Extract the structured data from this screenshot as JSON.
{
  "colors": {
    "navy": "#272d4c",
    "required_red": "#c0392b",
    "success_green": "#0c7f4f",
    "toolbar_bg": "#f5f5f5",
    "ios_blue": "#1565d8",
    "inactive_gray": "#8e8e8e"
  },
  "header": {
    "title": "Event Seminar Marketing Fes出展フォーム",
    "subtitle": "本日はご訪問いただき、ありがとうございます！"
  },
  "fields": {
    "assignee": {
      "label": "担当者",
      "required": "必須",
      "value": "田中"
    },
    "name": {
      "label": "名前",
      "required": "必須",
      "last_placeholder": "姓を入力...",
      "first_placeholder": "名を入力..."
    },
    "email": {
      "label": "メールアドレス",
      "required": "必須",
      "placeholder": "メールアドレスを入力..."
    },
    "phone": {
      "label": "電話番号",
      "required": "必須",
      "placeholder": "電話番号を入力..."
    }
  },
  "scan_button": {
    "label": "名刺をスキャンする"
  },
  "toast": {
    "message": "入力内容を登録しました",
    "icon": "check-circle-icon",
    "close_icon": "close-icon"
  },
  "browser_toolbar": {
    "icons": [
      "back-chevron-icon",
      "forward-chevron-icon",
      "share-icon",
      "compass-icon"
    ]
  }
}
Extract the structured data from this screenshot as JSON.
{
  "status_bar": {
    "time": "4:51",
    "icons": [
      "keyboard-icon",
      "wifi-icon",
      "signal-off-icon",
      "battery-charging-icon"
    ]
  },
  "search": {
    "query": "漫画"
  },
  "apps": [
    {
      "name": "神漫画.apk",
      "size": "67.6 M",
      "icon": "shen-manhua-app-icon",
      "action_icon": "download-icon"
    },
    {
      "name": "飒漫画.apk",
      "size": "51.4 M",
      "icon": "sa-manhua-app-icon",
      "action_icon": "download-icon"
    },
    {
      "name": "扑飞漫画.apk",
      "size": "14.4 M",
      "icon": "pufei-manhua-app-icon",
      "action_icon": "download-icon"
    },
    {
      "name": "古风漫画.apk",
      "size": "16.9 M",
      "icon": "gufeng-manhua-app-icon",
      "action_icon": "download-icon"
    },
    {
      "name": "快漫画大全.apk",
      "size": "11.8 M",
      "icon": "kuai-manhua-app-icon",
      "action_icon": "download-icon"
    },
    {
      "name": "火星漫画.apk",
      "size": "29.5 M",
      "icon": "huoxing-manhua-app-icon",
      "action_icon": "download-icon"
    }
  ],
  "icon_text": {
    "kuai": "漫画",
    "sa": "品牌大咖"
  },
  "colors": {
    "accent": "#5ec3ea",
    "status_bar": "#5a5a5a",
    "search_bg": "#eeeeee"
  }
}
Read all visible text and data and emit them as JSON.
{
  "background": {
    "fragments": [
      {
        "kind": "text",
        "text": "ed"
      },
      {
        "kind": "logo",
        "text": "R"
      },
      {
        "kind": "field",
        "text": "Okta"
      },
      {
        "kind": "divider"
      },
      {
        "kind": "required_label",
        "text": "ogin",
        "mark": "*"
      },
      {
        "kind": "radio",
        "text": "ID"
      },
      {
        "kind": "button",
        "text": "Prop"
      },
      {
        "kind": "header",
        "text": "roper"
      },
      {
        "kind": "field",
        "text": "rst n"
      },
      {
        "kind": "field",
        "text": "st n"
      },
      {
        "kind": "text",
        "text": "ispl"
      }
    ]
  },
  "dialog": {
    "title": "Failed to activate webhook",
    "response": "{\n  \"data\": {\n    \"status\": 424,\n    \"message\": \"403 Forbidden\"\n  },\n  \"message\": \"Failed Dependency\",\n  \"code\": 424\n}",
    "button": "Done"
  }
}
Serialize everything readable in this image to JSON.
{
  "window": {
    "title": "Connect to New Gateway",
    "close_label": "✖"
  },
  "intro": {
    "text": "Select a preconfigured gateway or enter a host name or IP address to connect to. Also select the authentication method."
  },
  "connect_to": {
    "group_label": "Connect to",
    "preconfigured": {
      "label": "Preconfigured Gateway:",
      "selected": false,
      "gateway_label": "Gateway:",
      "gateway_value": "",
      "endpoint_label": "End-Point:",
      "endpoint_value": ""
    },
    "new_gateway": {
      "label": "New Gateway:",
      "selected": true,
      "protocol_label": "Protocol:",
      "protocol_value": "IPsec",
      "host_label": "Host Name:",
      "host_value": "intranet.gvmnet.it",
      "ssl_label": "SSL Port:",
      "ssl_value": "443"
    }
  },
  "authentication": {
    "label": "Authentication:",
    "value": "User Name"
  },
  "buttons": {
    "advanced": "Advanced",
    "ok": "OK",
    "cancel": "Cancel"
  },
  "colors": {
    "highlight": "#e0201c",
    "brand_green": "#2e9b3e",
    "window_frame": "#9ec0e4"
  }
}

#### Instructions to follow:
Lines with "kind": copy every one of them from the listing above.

#### Your response:
        "kind": "text",
        "kind": "logo",
        "kind": "field",
        "kind": "divider"
        "kind": "required_label",
        "kind": "radio",
        "kind": "button",
        "kind": "header",
        "kind": "field",
        "kind": "field",
        "kind": "text",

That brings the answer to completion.